▸ DATA UNDER STUDY:
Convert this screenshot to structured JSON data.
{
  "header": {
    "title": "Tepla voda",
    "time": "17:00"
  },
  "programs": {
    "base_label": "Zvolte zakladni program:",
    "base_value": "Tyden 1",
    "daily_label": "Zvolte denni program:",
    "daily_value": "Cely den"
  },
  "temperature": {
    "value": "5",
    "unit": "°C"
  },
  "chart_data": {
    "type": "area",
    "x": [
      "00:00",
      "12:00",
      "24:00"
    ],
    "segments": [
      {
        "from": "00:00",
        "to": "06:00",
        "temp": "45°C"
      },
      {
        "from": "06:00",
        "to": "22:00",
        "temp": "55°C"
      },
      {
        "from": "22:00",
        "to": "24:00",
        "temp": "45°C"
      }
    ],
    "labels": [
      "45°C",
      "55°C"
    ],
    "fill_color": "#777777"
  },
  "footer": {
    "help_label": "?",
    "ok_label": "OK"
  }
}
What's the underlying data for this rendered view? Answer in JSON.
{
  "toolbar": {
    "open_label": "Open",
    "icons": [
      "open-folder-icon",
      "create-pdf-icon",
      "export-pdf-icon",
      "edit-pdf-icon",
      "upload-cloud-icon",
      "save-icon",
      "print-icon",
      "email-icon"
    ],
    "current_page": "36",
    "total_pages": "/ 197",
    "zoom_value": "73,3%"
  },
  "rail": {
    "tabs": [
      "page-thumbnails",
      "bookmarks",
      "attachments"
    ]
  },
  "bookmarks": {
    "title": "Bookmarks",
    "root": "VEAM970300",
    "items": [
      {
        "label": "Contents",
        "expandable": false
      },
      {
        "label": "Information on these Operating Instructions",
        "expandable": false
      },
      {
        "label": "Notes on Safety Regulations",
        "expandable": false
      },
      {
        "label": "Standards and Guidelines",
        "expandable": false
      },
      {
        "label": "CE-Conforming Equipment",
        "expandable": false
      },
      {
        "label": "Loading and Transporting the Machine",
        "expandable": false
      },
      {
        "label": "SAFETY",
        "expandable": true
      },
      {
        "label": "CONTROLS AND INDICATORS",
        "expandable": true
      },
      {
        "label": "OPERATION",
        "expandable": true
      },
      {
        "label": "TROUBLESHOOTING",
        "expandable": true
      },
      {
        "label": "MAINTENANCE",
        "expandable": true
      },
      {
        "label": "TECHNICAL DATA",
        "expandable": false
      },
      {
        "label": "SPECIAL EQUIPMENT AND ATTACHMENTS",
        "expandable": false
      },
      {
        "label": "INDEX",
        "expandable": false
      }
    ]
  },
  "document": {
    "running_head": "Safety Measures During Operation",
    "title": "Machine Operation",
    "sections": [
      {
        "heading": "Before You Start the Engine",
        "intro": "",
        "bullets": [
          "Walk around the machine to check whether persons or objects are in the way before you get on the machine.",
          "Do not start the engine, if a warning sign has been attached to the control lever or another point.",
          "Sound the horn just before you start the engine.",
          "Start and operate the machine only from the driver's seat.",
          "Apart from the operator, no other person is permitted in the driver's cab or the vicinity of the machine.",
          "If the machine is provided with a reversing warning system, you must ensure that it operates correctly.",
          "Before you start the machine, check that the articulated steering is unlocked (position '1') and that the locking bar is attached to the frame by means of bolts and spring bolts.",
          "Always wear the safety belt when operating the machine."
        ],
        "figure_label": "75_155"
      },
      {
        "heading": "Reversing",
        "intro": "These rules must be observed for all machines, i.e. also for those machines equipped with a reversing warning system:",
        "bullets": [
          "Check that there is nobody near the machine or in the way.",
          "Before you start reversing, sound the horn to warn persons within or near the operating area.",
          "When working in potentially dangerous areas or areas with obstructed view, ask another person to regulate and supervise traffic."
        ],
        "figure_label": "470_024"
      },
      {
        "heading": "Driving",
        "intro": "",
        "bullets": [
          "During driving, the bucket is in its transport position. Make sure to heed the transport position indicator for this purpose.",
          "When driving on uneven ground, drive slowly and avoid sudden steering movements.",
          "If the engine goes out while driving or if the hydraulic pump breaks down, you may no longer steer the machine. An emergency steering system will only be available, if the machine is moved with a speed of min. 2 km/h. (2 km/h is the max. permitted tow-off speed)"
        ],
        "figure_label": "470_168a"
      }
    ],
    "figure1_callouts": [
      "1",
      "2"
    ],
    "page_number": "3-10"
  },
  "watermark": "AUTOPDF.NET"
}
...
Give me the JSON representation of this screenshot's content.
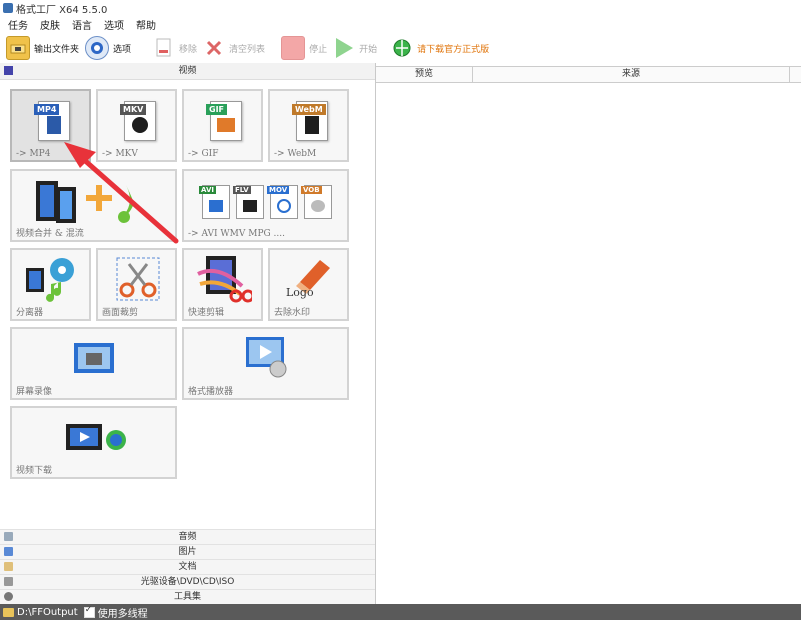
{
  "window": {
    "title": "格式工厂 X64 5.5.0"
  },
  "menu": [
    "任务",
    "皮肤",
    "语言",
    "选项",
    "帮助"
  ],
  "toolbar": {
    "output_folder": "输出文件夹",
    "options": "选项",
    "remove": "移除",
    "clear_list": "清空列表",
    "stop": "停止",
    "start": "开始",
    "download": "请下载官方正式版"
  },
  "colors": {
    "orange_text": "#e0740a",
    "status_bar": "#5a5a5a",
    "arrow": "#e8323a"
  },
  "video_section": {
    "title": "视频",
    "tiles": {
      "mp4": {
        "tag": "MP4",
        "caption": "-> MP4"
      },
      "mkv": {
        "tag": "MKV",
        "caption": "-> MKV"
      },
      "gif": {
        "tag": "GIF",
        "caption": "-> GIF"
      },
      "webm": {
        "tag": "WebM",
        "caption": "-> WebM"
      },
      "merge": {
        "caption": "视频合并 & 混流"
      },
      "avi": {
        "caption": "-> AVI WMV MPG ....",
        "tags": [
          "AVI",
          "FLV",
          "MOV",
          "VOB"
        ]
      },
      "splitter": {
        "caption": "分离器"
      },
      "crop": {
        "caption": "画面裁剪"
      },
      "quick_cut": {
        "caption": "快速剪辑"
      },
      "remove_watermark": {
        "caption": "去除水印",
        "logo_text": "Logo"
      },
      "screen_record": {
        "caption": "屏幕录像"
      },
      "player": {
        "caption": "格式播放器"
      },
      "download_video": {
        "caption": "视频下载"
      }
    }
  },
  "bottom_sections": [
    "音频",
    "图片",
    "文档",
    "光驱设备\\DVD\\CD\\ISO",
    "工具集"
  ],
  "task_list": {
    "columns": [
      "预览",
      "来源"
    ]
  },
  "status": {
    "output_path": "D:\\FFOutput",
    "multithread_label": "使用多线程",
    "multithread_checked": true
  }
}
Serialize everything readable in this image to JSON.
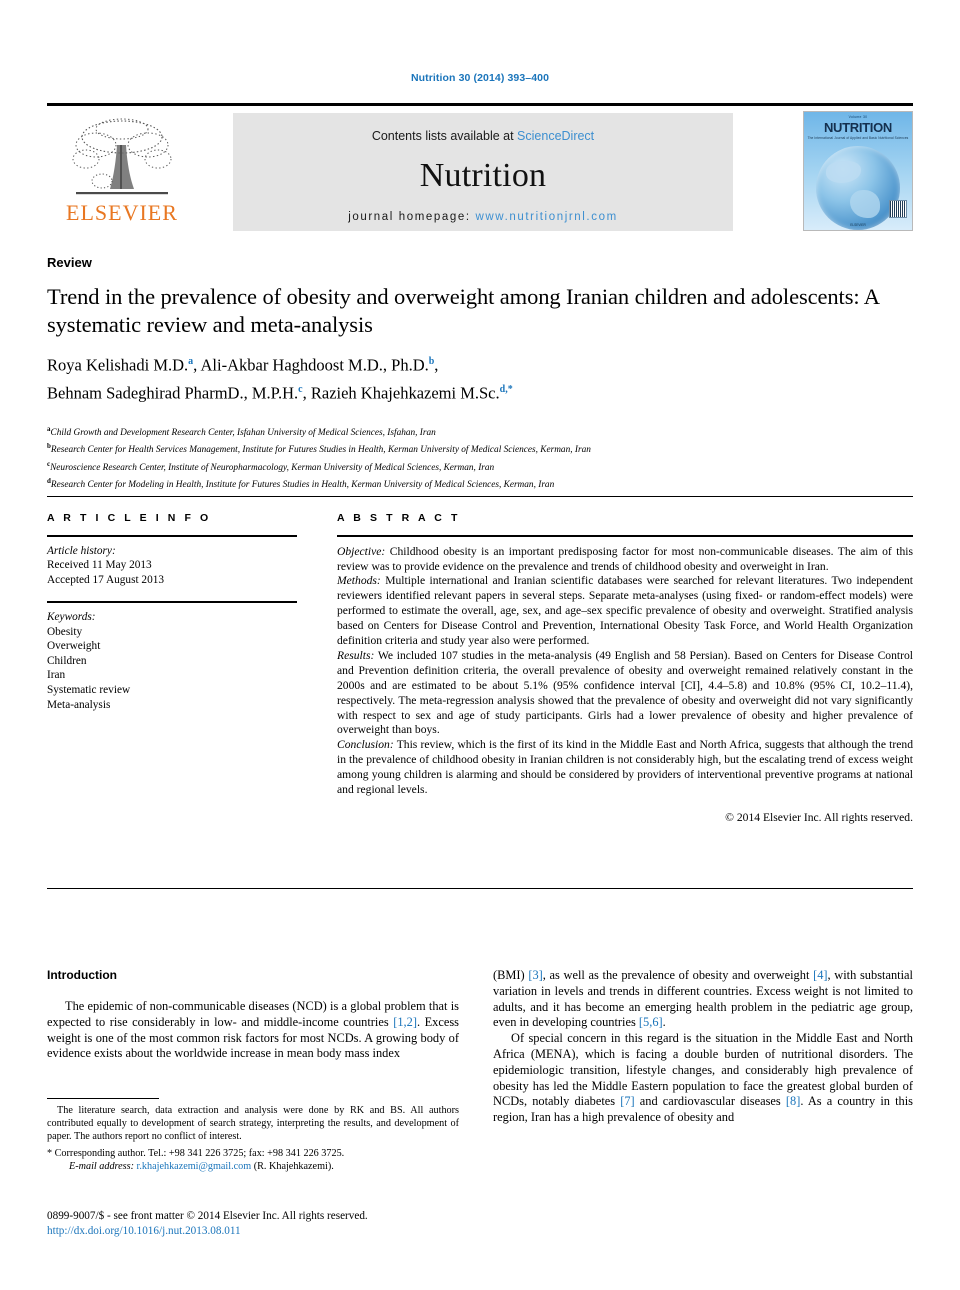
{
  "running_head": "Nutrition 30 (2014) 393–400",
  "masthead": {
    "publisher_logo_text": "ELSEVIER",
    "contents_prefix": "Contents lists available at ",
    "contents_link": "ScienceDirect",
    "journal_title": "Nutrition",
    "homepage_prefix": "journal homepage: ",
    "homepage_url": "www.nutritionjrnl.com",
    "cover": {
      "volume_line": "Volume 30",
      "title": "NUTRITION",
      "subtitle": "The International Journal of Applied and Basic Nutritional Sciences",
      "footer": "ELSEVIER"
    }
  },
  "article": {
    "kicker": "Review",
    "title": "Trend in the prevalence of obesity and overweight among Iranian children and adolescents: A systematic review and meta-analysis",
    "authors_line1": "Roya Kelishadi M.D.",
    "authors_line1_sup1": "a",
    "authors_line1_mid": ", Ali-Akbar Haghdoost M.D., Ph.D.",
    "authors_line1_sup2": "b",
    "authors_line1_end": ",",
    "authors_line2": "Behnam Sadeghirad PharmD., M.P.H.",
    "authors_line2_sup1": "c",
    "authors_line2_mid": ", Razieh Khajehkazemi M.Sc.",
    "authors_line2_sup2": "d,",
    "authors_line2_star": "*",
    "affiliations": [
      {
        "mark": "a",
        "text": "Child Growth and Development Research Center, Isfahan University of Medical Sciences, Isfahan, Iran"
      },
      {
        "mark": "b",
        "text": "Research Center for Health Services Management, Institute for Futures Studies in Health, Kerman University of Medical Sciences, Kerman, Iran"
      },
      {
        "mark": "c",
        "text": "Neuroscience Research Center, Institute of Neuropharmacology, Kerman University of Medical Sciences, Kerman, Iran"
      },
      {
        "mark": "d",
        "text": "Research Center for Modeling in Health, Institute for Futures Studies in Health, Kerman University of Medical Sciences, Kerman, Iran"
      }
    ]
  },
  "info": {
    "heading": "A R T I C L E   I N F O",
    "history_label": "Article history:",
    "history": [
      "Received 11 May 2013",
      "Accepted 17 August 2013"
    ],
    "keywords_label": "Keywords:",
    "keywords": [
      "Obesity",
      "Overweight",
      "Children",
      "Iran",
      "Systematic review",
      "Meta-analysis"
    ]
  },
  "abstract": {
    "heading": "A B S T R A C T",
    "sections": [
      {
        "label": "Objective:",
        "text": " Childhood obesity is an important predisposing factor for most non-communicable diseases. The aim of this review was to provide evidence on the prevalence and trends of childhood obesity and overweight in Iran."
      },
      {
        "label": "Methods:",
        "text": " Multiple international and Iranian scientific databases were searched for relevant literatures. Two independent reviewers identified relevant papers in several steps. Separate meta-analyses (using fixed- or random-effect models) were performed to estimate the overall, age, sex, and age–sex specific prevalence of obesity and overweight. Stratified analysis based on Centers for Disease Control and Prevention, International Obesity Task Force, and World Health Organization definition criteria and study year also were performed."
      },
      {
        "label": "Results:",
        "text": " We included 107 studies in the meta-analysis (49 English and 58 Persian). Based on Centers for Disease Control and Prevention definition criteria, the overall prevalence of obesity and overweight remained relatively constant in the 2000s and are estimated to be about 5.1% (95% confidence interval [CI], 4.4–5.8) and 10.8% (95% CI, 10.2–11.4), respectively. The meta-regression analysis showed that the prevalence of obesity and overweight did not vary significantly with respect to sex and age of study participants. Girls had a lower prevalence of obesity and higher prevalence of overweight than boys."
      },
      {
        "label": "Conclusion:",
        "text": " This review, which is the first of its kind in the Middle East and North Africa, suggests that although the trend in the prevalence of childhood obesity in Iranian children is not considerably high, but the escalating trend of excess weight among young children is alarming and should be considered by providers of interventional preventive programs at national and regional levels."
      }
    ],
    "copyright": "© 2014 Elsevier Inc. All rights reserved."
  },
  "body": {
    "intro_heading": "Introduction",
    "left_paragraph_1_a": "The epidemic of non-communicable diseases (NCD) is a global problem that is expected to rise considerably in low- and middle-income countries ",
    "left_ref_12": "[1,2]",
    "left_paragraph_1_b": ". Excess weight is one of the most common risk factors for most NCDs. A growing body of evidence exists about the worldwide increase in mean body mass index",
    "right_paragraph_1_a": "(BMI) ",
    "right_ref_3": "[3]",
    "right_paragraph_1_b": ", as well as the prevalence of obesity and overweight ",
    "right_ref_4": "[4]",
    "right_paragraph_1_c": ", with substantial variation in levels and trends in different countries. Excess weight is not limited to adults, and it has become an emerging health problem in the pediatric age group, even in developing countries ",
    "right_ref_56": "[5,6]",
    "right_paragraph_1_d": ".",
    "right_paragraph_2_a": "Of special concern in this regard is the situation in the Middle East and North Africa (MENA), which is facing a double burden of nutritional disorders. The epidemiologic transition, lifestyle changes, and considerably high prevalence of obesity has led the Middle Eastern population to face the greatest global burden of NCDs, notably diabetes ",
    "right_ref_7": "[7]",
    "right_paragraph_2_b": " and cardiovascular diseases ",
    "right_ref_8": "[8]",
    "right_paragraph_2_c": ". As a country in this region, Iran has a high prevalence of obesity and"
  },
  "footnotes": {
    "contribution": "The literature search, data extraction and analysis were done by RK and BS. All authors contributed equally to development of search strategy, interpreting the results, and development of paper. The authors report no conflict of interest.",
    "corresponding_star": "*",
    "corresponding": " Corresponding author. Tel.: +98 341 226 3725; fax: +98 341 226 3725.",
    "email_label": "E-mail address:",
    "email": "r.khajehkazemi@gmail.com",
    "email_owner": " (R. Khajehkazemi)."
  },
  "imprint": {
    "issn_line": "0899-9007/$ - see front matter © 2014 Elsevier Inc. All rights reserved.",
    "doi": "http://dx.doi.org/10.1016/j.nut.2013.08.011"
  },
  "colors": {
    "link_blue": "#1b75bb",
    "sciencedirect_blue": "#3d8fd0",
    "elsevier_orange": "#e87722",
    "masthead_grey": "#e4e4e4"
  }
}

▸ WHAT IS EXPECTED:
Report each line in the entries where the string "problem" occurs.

▸ EXPECTED ANSWER:
    "left_paragraph_1_a": "The epidemic of non-communicable diseases (NCD) is a global problem that is expected to rise considerably in low- and middle-income countries ",
    "right_paragraph_1_c": ", with substantial variation in levels and trends in different countries. Excess weight is not limited to adults, and it has become an emerging health problem in the pediatric age group, even in developing countries ",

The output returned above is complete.